From never-ending email updates to last-minute finishing touches on an overdue project, you have plenty on your plate at work. No matter how you currently manage it all, Excel can be a helpful addition to your project management tool kit. The popular spreadsheet software can help keep track of important dates and which members of your team are doing what.
Be it for a one-off project or an entirely new system for your processes, let’s take a look at two of the ways Excel can help you with project tracking: a timeline for projects and a chart to visualize it all.
Keeping track of key dates and how long it will take to accomplish each task in a larger project is essential to ensuring it goes off without a hitch. This kind of project tracking comes easy to Excel—just start by creating appropriate column headers and then fill in the details.
Some suggested headings include:
- Task name
- Who it’s assigned to
- Start date
- Completion date
- Additional notes or comments
These headings can be as granular or big picture as you’d like. For example, some might opt for separate Internal due date and External/client due date columns. Once you choose the headings specific to your project and fill in the details, you’ve got yourself a fool-proof way of tracking your projects. However, you may wish to turn this into a more visually-pleasing way of looking at your project’s steps, as we’ll show below.
Another way to communicate project management data? Make it visual with the help of a chart. Gantt charts are a popular option for project management purposes as they offer an easy way to schedule and track your progress. And what better place to create a chart than the same tool you use for project management? While Excel doesn’t include Gantts as a chart type, you can make one of your project tracking data with a customized Stacked Bar chart.
To start, open your Excel project tracking spreadsheet and ensure you have (or add!) separate data columns for task name and either:
- Start date and Duration OR
- Number of days since start date and number of days until the task is completed
Then, select only those data columns and follow the steps below.
- Navigate to Insert → Bar Chart → Stacked Bar
- Remove the Start dates’ fill by right-clicking the blue bars → Format Data Series… → Fill → No Fill
- Since we want the first task at the top, let’s check the box for Categories in reverse order
- Optional: delete the title and/or legend by clicking → Delete
The result is a beautifully formatted chart that shows your progress. Note that you can customize the colors of your chart and even save it as a template for future Gantts. But charts aren’t the only way to visualize your business data.
Project management is important for any successful venture and an Excel spreadsheet is a cheap and effective place for your data. See more ways to use Excel as a PM tool. However, it’s not the only useful thing for which you can use Excel.
If your spreadsheet contains location data such as addresses, cities, states, or countries, you can also map out your data. Maps provide visual insights you may otherwise miss. Get a feel for where the majority of your markers (data points) are located, sort, group, etc. One such example applies if you send out quotes or estimates on behalf of your business. If so, you can create a proposal tracking map.
View Proposal Tracking Map in a full screen map

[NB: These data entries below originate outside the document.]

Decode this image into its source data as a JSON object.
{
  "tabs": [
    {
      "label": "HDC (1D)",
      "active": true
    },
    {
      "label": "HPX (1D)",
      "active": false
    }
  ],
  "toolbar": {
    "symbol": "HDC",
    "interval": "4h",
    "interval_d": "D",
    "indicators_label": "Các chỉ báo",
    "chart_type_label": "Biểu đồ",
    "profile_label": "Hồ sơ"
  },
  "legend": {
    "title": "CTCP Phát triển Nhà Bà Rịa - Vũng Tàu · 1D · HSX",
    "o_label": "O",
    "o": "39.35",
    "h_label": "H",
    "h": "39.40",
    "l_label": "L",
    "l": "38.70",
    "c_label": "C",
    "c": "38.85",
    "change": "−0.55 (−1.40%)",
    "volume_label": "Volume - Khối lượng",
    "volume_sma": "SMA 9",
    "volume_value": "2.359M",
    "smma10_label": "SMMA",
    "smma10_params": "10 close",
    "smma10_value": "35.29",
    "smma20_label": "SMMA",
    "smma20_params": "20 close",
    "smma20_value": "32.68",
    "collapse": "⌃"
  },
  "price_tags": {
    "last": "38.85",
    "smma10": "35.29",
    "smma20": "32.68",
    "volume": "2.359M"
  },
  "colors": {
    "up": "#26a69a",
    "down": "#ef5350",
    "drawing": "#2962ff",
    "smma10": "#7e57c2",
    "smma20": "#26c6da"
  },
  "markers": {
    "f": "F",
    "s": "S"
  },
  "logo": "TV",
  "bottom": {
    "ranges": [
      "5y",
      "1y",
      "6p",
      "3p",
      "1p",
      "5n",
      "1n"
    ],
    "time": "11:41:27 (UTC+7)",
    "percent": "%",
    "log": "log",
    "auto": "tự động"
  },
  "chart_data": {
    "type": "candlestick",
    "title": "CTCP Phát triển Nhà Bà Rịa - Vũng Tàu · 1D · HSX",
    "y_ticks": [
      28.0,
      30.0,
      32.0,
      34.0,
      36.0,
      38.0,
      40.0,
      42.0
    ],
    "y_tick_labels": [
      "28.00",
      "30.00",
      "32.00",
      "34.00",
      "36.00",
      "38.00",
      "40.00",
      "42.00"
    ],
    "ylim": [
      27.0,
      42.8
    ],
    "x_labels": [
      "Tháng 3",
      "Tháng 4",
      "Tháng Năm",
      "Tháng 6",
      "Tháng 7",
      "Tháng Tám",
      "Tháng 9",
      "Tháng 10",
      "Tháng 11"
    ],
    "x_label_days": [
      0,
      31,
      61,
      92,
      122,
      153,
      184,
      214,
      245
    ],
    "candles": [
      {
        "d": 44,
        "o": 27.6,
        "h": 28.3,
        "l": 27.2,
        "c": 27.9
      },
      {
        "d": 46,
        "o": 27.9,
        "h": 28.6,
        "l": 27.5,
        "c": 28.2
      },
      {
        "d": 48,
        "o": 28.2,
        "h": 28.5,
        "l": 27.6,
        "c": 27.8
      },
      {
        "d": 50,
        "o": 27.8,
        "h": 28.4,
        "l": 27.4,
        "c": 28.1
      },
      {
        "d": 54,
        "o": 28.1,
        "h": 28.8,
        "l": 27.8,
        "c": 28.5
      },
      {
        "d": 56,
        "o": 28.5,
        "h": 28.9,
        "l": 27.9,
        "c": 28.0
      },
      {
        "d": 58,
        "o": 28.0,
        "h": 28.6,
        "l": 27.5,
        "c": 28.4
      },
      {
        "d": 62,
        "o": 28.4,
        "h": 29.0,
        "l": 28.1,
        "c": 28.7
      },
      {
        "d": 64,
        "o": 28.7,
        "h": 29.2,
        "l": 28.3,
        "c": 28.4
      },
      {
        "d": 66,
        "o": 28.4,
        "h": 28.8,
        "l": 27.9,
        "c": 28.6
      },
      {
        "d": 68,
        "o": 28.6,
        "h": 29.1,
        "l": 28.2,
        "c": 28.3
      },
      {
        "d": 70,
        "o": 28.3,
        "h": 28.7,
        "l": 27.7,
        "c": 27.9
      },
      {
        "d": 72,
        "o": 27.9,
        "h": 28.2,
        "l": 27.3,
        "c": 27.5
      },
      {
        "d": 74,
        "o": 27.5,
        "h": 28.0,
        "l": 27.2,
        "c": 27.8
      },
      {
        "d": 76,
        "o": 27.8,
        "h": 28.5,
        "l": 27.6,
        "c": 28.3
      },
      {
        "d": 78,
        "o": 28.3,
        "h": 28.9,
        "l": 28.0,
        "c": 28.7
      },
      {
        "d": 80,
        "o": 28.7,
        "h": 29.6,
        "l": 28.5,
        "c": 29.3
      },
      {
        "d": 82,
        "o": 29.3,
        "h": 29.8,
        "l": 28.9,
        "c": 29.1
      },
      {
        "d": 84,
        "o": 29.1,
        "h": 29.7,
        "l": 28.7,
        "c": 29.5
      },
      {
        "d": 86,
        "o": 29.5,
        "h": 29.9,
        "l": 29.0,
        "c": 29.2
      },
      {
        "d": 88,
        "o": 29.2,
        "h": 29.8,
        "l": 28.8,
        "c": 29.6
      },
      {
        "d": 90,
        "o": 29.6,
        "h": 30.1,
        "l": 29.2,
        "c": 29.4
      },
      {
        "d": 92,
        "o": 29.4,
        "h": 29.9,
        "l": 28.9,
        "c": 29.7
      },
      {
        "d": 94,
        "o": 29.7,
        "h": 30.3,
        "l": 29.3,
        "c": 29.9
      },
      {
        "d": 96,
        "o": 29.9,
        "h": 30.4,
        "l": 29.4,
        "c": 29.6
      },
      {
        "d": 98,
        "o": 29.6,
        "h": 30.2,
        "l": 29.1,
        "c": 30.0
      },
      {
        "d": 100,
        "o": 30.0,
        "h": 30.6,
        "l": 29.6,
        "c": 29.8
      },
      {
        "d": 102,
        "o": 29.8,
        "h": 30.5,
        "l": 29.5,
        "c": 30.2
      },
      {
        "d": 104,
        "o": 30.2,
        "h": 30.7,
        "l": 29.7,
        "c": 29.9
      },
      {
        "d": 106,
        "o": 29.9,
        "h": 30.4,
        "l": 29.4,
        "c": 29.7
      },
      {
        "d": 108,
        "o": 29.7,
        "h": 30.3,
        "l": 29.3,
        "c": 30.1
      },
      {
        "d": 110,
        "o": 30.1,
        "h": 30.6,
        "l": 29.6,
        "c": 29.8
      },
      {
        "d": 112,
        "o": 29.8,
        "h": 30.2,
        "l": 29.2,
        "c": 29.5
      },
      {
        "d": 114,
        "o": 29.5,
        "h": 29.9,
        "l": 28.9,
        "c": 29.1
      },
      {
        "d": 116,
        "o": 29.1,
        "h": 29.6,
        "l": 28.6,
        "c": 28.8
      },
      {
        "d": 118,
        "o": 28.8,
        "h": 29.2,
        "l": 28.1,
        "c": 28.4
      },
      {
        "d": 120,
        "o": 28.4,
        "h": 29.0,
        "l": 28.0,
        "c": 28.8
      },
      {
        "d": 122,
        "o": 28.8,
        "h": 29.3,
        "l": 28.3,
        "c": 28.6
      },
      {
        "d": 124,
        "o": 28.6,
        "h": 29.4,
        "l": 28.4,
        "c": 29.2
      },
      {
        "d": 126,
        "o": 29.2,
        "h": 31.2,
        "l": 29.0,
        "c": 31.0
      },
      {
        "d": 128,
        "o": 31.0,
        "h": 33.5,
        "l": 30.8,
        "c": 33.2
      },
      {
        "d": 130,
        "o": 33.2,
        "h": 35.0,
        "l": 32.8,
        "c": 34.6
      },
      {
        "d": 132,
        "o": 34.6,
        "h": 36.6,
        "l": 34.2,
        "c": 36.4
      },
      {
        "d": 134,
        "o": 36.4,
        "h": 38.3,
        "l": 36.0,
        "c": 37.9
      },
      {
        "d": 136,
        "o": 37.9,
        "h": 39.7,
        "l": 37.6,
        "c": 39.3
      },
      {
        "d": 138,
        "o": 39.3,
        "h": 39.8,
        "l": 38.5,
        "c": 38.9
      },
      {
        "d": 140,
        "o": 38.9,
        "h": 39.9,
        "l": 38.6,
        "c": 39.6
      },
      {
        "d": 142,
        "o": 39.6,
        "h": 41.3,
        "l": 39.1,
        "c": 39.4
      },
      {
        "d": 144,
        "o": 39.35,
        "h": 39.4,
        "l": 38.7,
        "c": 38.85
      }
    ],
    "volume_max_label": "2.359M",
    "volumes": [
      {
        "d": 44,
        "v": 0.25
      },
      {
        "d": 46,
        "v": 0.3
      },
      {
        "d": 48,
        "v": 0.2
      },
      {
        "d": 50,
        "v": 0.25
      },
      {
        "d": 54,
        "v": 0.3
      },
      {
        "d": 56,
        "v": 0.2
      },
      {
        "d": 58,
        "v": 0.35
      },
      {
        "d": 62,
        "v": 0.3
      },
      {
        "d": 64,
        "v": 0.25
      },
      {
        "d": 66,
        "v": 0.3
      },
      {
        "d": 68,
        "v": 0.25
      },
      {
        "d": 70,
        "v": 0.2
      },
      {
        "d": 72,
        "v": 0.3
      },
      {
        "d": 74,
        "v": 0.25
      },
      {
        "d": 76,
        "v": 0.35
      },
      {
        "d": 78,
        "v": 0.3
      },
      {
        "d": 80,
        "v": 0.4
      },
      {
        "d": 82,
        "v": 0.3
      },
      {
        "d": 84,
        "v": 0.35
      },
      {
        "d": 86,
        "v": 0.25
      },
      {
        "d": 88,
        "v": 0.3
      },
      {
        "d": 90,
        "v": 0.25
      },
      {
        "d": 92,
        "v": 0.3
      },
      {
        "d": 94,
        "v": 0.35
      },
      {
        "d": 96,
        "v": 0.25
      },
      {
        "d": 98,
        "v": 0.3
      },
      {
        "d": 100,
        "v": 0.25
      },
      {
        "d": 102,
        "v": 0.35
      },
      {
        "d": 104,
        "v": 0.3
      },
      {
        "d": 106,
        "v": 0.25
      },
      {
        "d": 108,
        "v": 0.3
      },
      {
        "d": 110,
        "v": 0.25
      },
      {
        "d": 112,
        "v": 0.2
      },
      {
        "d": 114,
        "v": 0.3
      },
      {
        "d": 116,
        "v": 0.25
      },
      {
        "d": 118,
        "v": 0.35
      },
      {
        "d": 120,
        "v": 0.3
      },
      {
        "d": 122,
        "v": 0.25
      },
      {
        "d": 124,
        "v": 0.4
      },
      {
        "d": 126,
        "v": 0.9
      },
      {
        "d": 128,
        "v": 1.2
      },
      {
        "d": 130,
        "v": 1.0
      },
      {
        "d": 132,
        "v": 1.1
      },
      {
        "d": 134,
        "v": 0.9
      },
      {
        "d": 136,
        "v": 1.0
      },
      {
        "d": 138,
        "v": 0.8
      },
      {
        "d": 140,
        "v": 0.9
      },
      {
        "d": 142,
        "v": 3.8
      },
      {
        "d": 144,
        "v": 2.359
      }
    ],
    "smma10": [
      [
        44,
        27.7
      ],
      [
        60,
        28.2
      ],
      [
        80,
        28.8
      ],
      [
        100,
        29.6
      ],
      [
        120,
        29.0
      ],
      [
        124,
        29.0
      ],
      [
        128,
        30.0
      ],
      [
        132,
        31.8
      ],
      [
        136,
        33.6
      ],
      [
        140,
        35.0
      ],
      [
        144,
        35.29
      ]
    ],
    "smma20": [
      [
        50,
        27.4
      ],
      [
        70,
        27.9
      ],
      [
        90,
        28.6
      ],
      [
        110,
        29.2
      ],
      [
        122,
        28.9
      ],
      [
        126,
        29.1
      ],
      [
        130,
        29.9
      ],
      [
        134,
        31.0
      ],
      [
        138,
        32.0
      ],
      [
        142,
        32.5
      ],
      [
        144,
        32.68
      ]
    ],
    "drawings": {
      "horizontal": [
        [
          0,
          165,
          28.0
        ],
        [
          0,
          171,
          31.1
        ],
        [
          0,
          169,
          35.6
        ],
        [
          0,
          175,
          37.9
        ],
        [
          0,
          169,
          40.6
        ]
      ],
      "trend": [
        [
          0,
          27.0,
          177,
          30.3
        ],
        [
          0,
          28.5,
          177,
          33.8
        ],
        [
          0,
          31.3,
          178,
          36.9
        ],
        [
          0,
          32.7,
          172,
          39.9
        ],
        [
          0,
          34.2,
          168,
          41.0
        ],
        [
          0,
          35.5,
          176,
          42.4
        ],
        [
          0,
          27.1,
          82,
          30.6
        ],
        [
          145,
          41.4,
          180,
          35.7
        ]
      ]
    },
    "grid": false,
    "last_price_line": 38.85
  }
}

Your success counts on improving the percentage of proposals that are accepted, keep track of where in the world or region your proposals go, where they are most accepted, and how potential clients heard about your business. So the ability to sort by “Proposal Status” or “How They Heard About Us” is invaluable. See what you can gain from making a similar map for your business at batchgeo.com.